# DIRECTIONS:
Please show every line in the entries below that includes the word "name".

# DATA RECORDS:
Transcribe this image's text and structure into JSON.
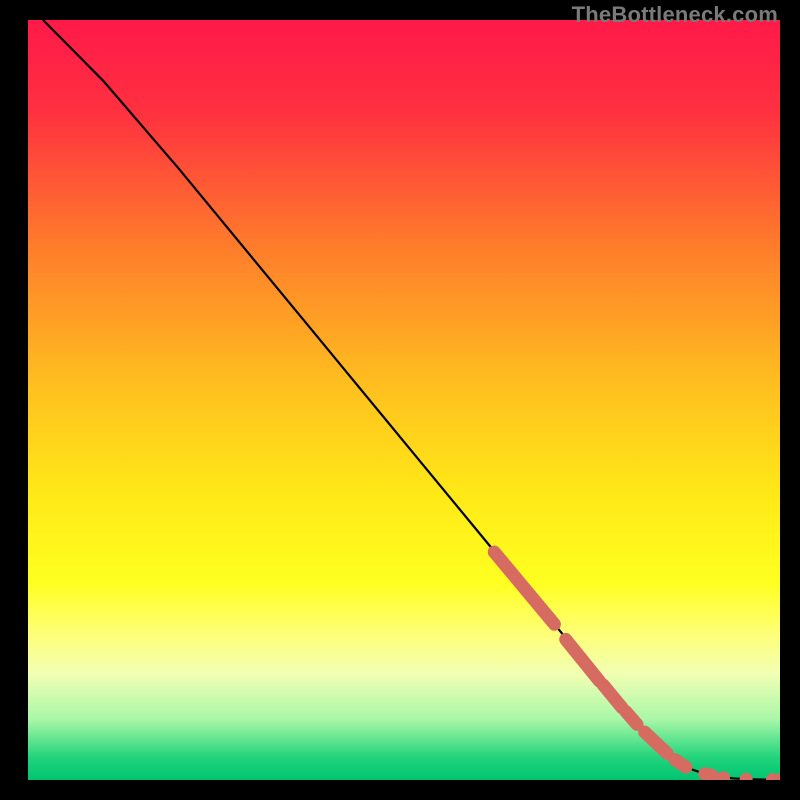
{
  "watermark": "TheBottleneck.com",
  "chart_data": {
    "type": "line",
    "title": "",
    "xlabel": "",
    "ylabel": "",
    "xlim": [
      0,
      100
    ],
    "ylim": [
      0,
      100
    ],
    "gradient_stops": [
      {
        "pos": 0,
        "color": "#ff1a49"
      },
      {
        "pos": 12,
        "color": "#ff3040"
      },
      {
        "pos": 30,
        "color": "#ff7d2b"
      },
      {
        "pos": 48,
        "color": "#ffbf1f"
      },
      {
        "pos": 62,
        "color": "#ffe817"
      },
      {
        "pos": 74,
        "color": "#ffff20"
      },
      {
        "pos": 80,
        "color": "#ffff6e"
      },
      {
        "pos": 86,
        "color": "#f2ffb3"
      },
      {
        "pos": 92,
        "color": "#a9f7a8"
      },
      {
        "pos": 97,
        "color": "#22d47b"
      },
      {
        "pos": 100,
        "color": "#00c472"
      }
    ],
    "series": [
      {
        "name": "bottleneck-curve",
        "color": "#000000",
        "x": [
          2,
          4,
          6,
          10,
          20,
          30,
          40,
          50,
          60,
          70,
          80,
          85,
          88,
          90,
          92,
          94,
          96,
          98,
          100
        ],
        "y": [
          100,
          98,
          96,
          92,
          80.5,
          68.5,
          56.5,
          44.5,
          32.5,
          20.5,
          8.5,
          3.5,
          1.5,
          0.8,
          0.4,
          0.2,
          0.1,
          0.05,
          0.05
        ]
      }
    ],
    "markers": {
      "name": "highlighted-range",
      "color": "#d66b61",
      "segments": [
        {
          "x0": 62,
          "y0": 30,
          "x1": 70,
          "y1": 20.5
        },
        {
          "x0": 71.5,
          "y0": 18.5,
          "x1": 76,
          "y1": 13
        },
        {
          "x0": 76.5,
          "y0": 12.5,
          "x1": 79,
          "y1": 9.5
        },
        {
          "x0": 79.5,
          "y0": 9.0,
          "x1": 81,
          "y1": 7.3
        },
        {
          "x0": 82,
          "y0": 6.3,
          "x1": 85,
          "y1": 3.5
        },
        {
          "x0": 86,
          "y0": 2.7,
          "x1": 87.5,
          "y1": 1.7
        },
        {
          "x0": 90,
          "y0": 0.8,
          "x1": 91,
          "y1": 0.6
        }
      ],
      "dots": [
        {
          "x": 92.5,
          "y": 0.3
        },
        {
          "x": 95.5,
          "y": 0.1
        },
        {
          "x": 99.0,
          "y": 0.05
        },
        {
          "x": 100.0,
          "y": 0.05
        }
      ]
    }
  }
}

# EXERCISE OUTPUT:
        "name": "bottleneck-curve",
      "name": "highlighted-range",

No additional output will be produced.